DALI stands for Danish Audiophile Loudspeaker Industries, but the link to namesake Salvador is fitting. The company’s speakers are works of art, not only in terms of design but also sound quality – something we’ve experienced first hand in our reviews of its stunning Mentor and Fazon speakers.
But if we’re talking about works of art, then Epicon is the company’s Persistence of Memory. It’s a range of luxuriously built, obscenely attractive and, yes, super expensive loudspeakers, designed to make audiophiles go weak at the knees.
Epicon 2 is the smallest in the range, and is ostensibly a bookshelf speaker – although good luck finding room for these bulky beasts next to your Cobens and Grishams.
The range also features the larger Epicon 6 and Epicon 8, both floorstanding models (Epicon 8 being the daddy of the family). If you have unlimited funds, you could put together a formidable 5.1 system with this little lot, using the Epicon 6s or 8s at the front, Epicon 2s at the rear, the new Vokal centre speaker in the middle and the new SUB P-10 DSS subwoofer. But we’re testing the Epicon 2s as a stereo pair to get a flavour of their talents.

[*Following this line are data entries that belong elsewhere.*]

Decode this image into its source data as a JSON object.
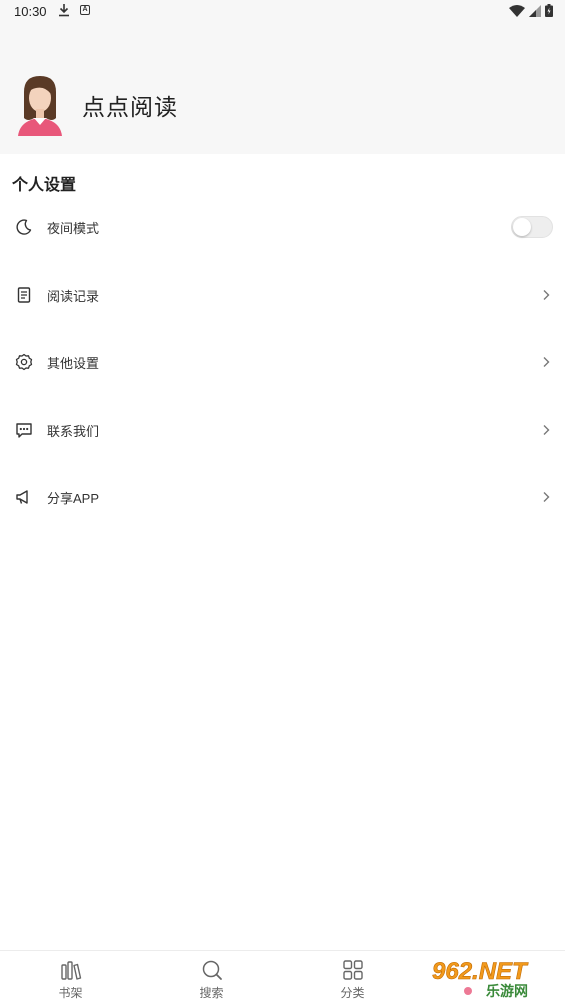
{
  "status": {
    "time": "10:30"
  },
  "profile": {
    "app_name": "点点阅读"
  },
  "settings": {
    "section_title": "个人设置",
    "items": [
      {
        "label": "夜间模式",
        "icon": "moon-icon",
        "control": "toggle",
        "toggle_on": false
      },
      {
        "label": "阅读记录",
        "icon": "document-icon",
        "control": "chevron"
      },
      {
        "label": "其他设置",
        "icon": "gear-icon",
        "control": "chevron"
      },
      {
        "label": "联系我们",
        "icon": "chat-icon",
        "control": "chevron"
      },
      {
        "label": "分享APP",
        "icon": "megaphone-icon",
        "control": "chevron"
      }
    ]
  },
  "tabbar": {
    "tabs": [
      {
        "label": "书架",
        "icon": "bookshelf-icon"
      },
      {
        "label": "搜索",
        "icon": "search-icon"
      },
      {
        "label": "分类",
        "icon": "grid-icon"
      }
    ]
  },
  "watermark": {
    "brand": "962.NET",
    "sub": "乐游网"
  },
  "colors": {
    "header_bg": "#f7f7f7",
    "toggle_off": "#eeeeee",
    "watermark_orange": "#f29a1c"
  }
}
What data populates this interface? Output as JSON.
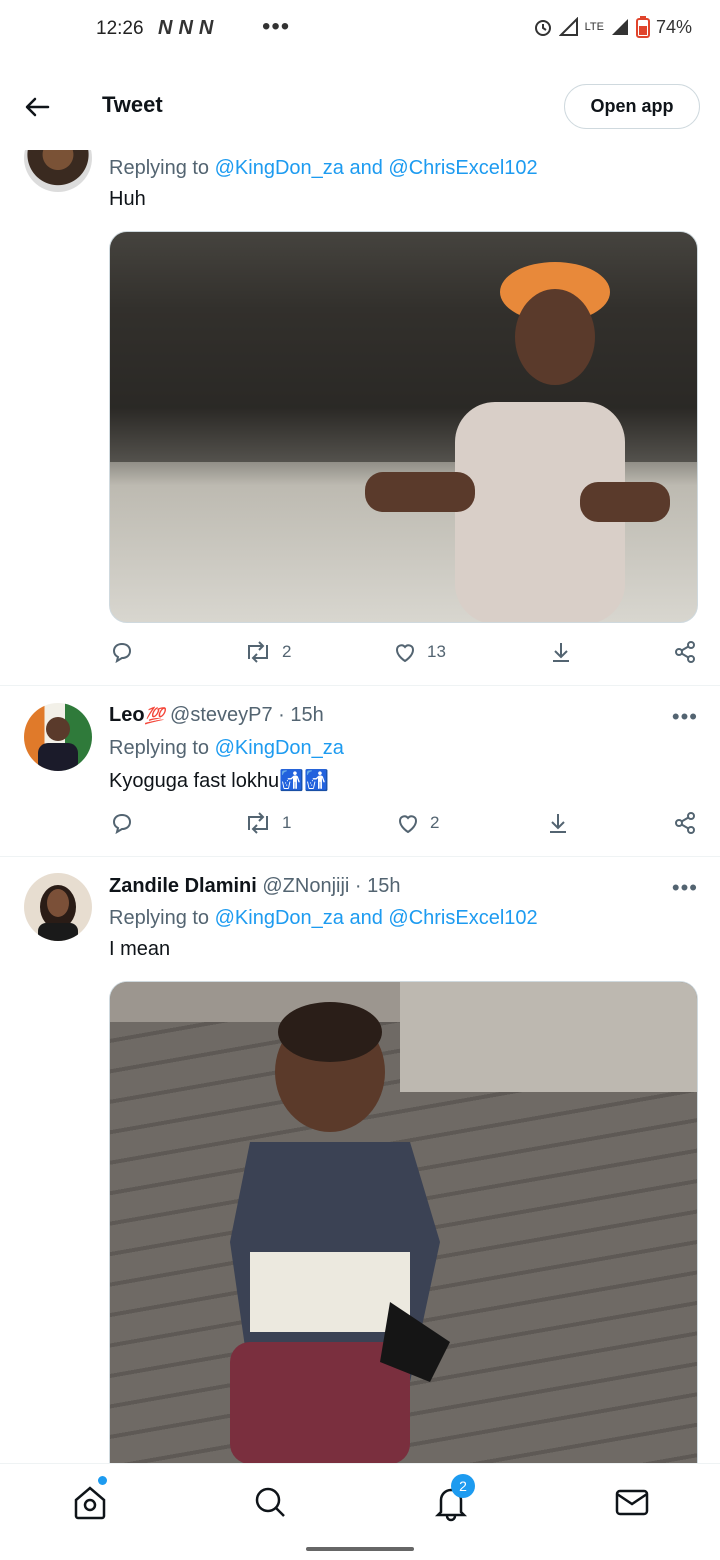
{
  "status": {
    "time": "12:26",
    "battery": "74%",
    "network": "LTE"
  },
  "header": {
    "title": "Tweet",
    "open_app": "Open app"
  },
  "tweet1": {
    "reply_prefix": "Replying to",
    "mention1": "@KingDon_za",
    "and": "and",
    "mention2": "@ChrisExcel102",
    "text": "Huh",
    "retweets": "2",
    "likes": "13"
  },
  "tweet2": {
    "name": "Leo",
    "emoji": "💯",
    "handle": "@steveyP7 · 15h",
    "reply_prefix": "Replying to",
    "mention1": "@KingDon_za",
    "text": "Kyoguga fast lokhu",
    "text_emoji": "🚮🚮",
    "retweets": "1",
    "likes": "2"
  },
  "tweet3": {
    "name": "Zandile Dlamini",
    "handle": "@ZNonjiji · 15h",
    "reply_prefix": "Replying to",
    "mention1": "@KingDon_za",
    "and": "and",
    "mention2": "@ChrisExcel102",
    "text": "I mean"
  },
  "nav": {
    "notifications_badge": "2"
  },
  "colors": {
    "accent": "#1d9bf0",
    "text": "#0f1419",
    "secondary": "#536471"
  }
}
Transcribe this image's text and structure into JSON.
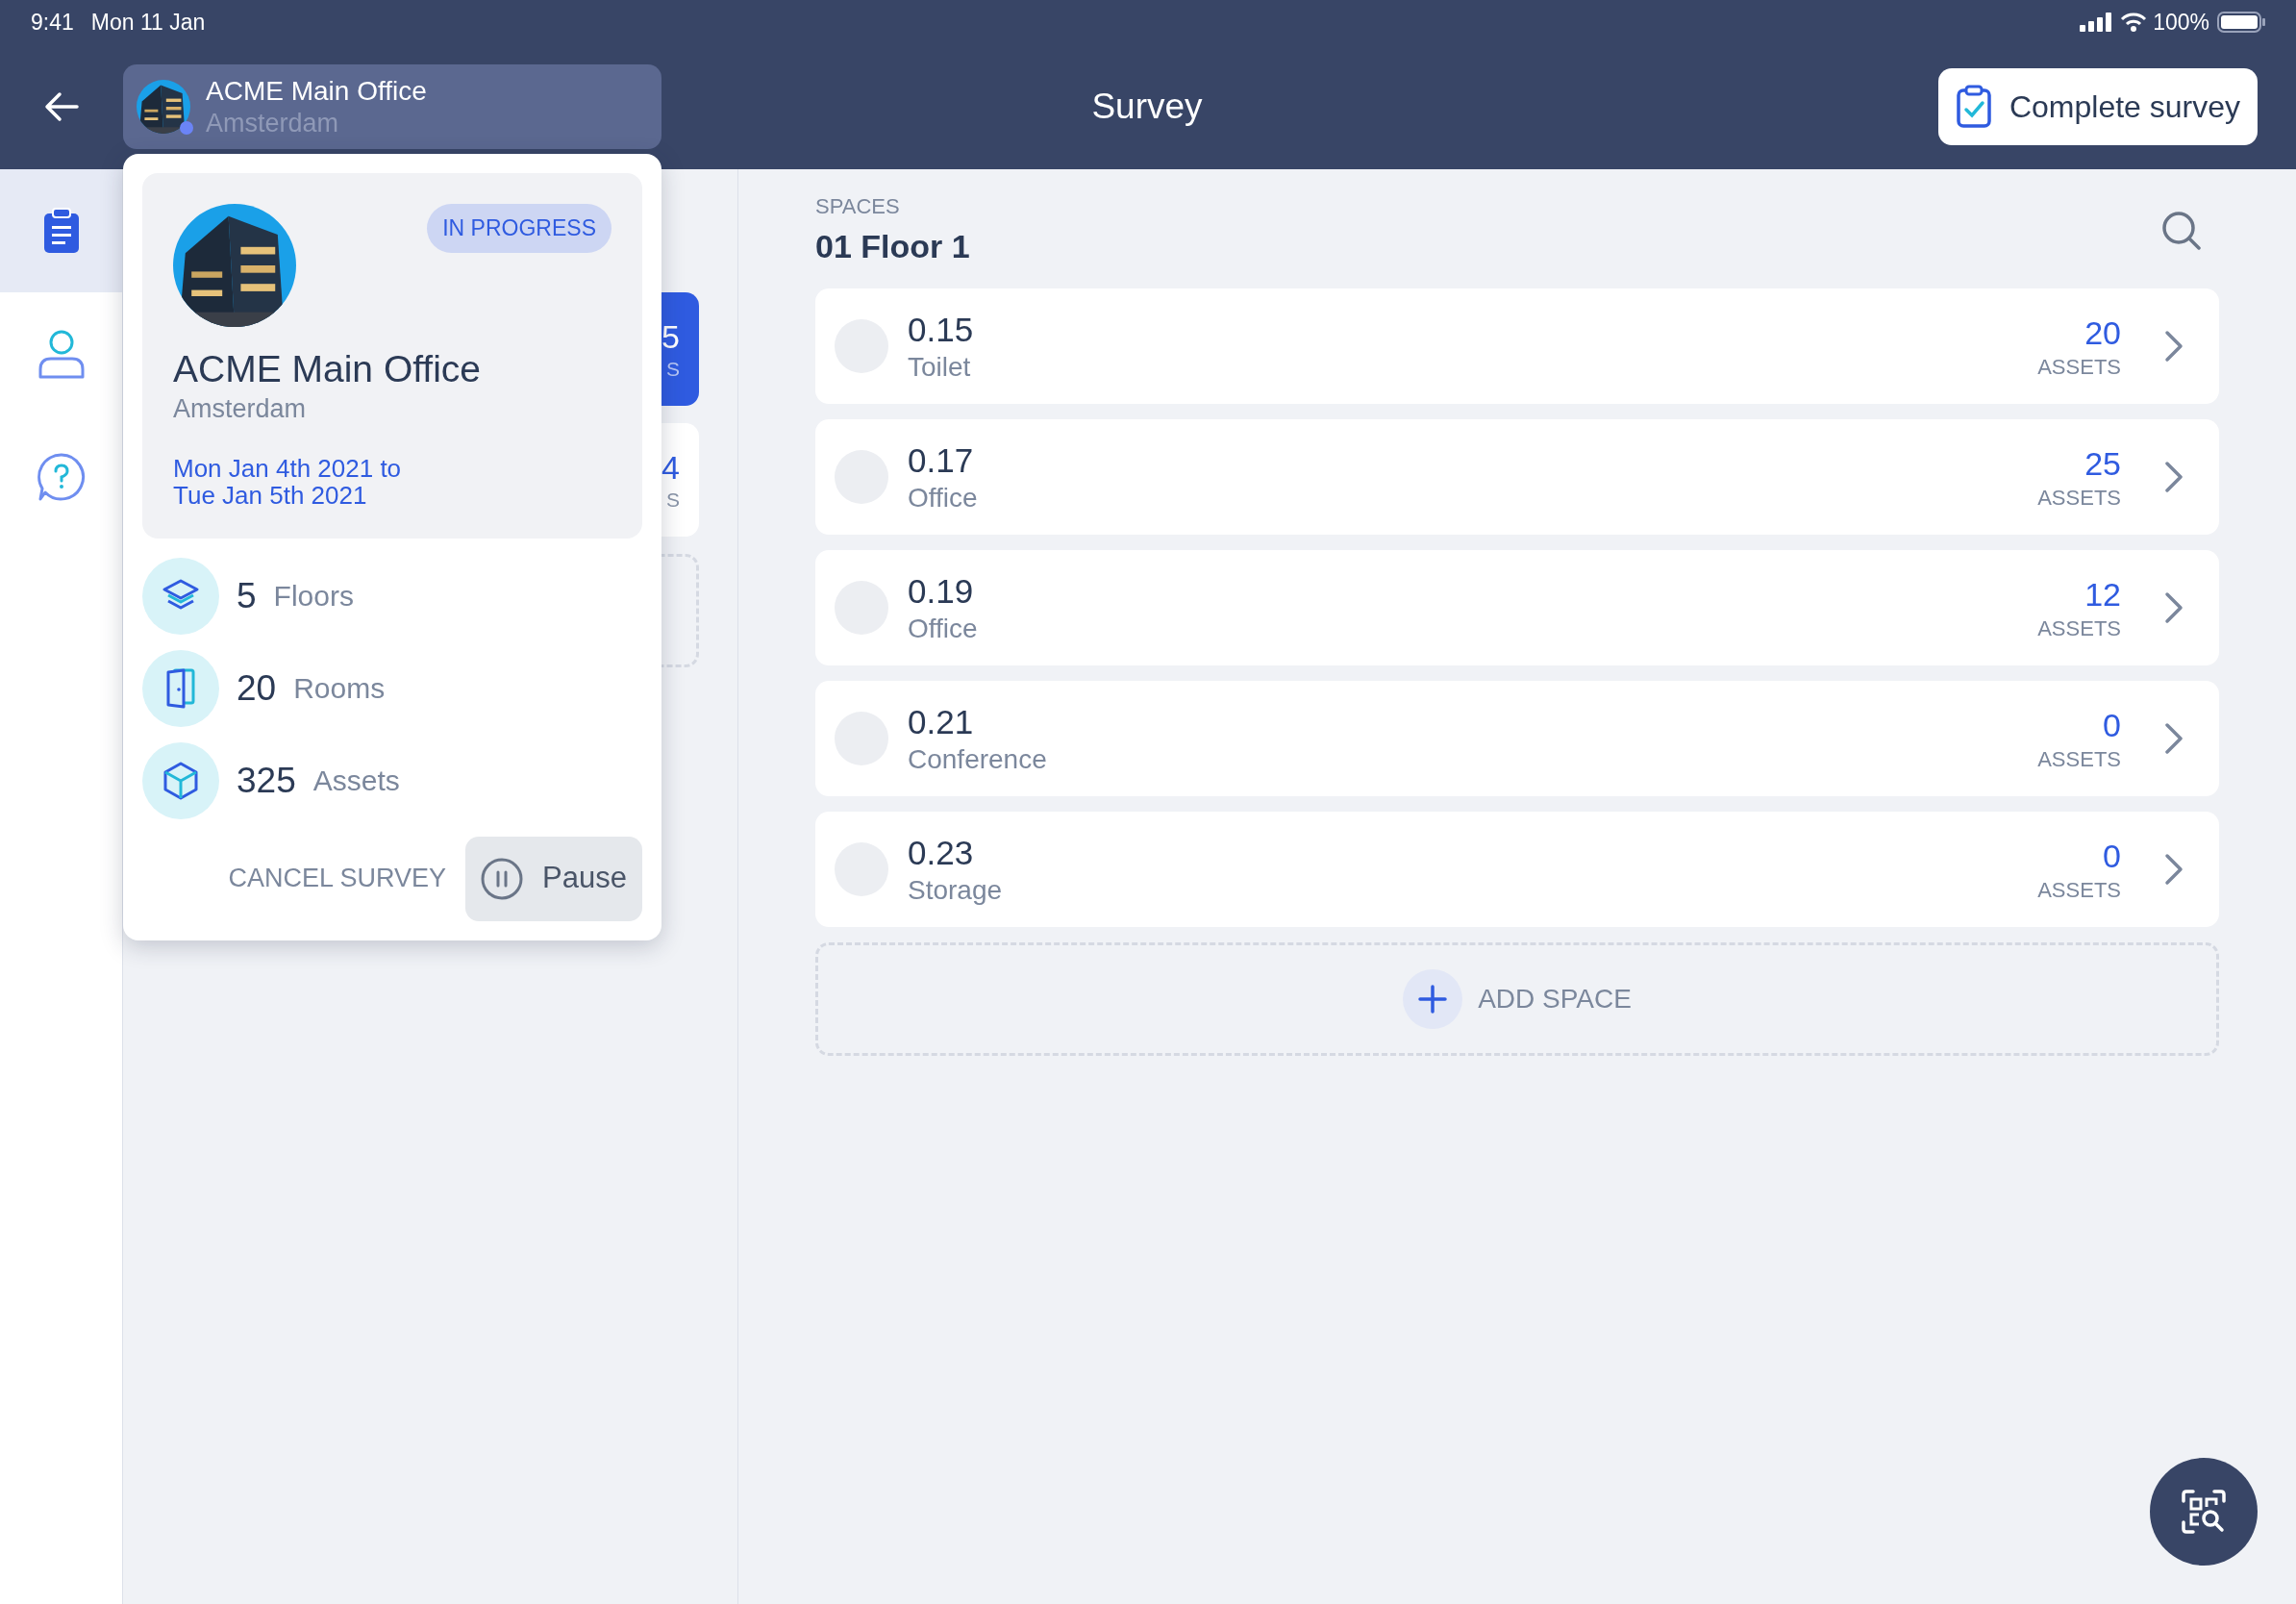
{
  "status_bar": {
    "time": "9:41",
    "date": "Mon 11 Jan",
    "battery": "100%"
  },
  "header": {
    "location": {
      "name": "ACME Main Office",
      "city": "Amsterdam"
    },
    "title": "Survey",
    "complete_button": "Complete survey"
  },
  "rail": [
    {
      "kind": "clipboard",
      "selected": true
    },
    {
      "kind": "person",
      "selected": false
    },
    {
      "kind": "help",
      "selected": false
    }
  ],
  "floor_cards": [
    {
      "kind": "card",
      "count": "5",
      "label": "S",
      "selected": true
    },
    {
      "kind": "card",
      "count": "4",
      "label": "S",
      "selected": false
    },
    {
      "kind": "add"
    }
  ],
  "popover": {
    "status": "IN PROGRESS",
    "name": "ACME Main Office",
    "city": "Amsterdam",
    "date_lines": [
      "Mon Jan 4th 2021 to",
      "Tue Jan 5th 2021"
    ],
    "stats": [
      {
        "kind": "floors",
        "count": "5",
        "label": "Floors"
      },
      {
        "kind": "rooms",
        "count": "20",
        "label": "Rooms"
      },
      {
        "kind": "assets",
        "count": "325",
        "label": "Assets"
      }
    ],
    "cancel_button": "CANCEL SURVEY",
    "pause_button": "Pause"
  },
  "spaces": {
    "heading": "SPACES",
    "floor": "01 Floor 1",
    "rows": [
      {
        "number": "0.15",
        "type": "Toilet",
        "count": "20",
        "count_label": "ASSETS"
      },
      {
        "number": "0.17",
        "type": "Office",
        "count": "25",
        "count_label": "ASSETS"
      },
      {
        "number": "0.19",
        "type": "Office",
        "count": "12",
        "count_label": "ASSETS"
      },
      {
        "number": "0.21",
        "type": "Conference",
        "count": "0",
        "count_label": "ASSETS"
      },
      {
        "number": "0.23",
        "type": "Storage",
        "count": "0",
        "count_label": "ASSETS"
      }
    ],
    "add_button": "ADD SPACE"
  }
}
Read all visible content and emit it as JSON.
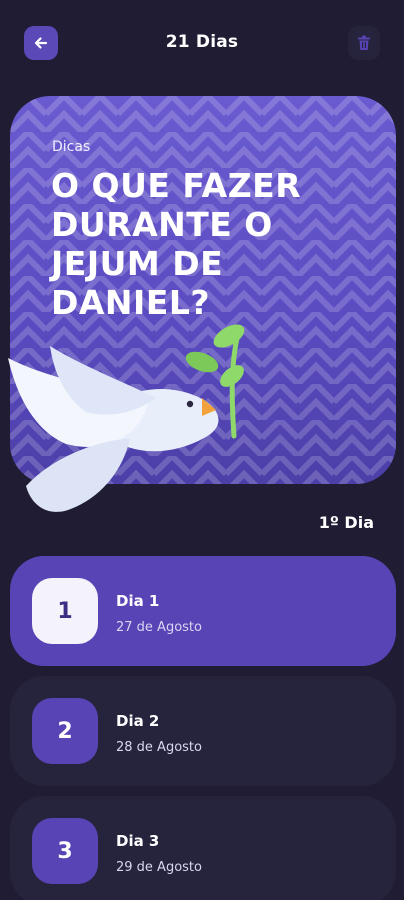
{
  "header": {
    "title": "21 Dias",
    "back_icon": "arrow-left-icon",
    "trash_icon": "trash-icon"
  },
  "hero": {
    "tag": "Dicas",
    "title": "O QUE FAZER DURANTE O JEJUM DE DANIEL?",
    "illustration": "dove-with-olive-branch"
  },
  "progress": {
    "current_day": "1º Dia"
  },
  "days": [
    {
      "number": "1",
      "label": "Dia 1",
      "date": "27 de Agosto",
      "active": true
    },
    {
      "number": "2",
      "label": "Dia 2",
      "date": "28 de Agosto",
      "active": false
    },
    {
      "number": "3",
      "label": "Dia 3",
      "date": "29 de Agosto",
      "active": false
    }
  ],
  "colors": {
    "background": "#1f1c33",
    "accent": "#5944b6",
    "card": "#26233d",
    "hero": "#6a5bd0"
  }
}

We were smitten by the Epicon 2’s jaw-dropping design the moment we liberated them from the flight case. At 10.3kg each, they’re pretty hefty – always a good sign – while their beefy size (214mm high by 366mm deep) means there’s really no alternative but to place them on DALI’s optional floor stands, which are available in a dark graphite finish for £550 a pair. Gulp!
Even more significant than their measurements is the lustrous high gloss lacquer finish, which is Walnut on our sample but there are Piano Black and Ruby Macassar options too. But even here DALI hasn’t done things by halves. They’re coated in no less than ten layers of lacquer, which is so thick that the holes for the drive units and speaker terminals have to be cut after it’s lacquered (using a CNC milling process).
This beautiful craftsmanship continues across the entire speaker. Each side is fashioned from six individual layers of MDF, curving alluringly round to join the 53mm-thick MF ‘backbone’ where the binding posts and port are located. On front the tweeter is surrounded by a light silver panel that makes a striking contrast with the darker finish around it.
Aside from the front drivers and rear port there appear to be no joins or seams whatsoever – it’s just one solid chunk of speaker. The 33mm thick dual-layer baffle is curved for added stability and is designed to radiate energy from the drivers as acoustic energy as opposed to cabinet vibration. The cabinet shape also eliminates standing waves as there are no parallel surfaces to reflect them.
On the back of each speaker are four sets of binding posts, which allows for bi-wiring (where the high-frequency and low frequency drivers are fed using separate cables) and bi-amping (where two separate amps are used, one for high and one for low frequencies), although for single wire/amp setups there are gold plated copper links to connect them up. These are large posts with chunky see-through plastic ridges to aid grip and gold-plated copper inside.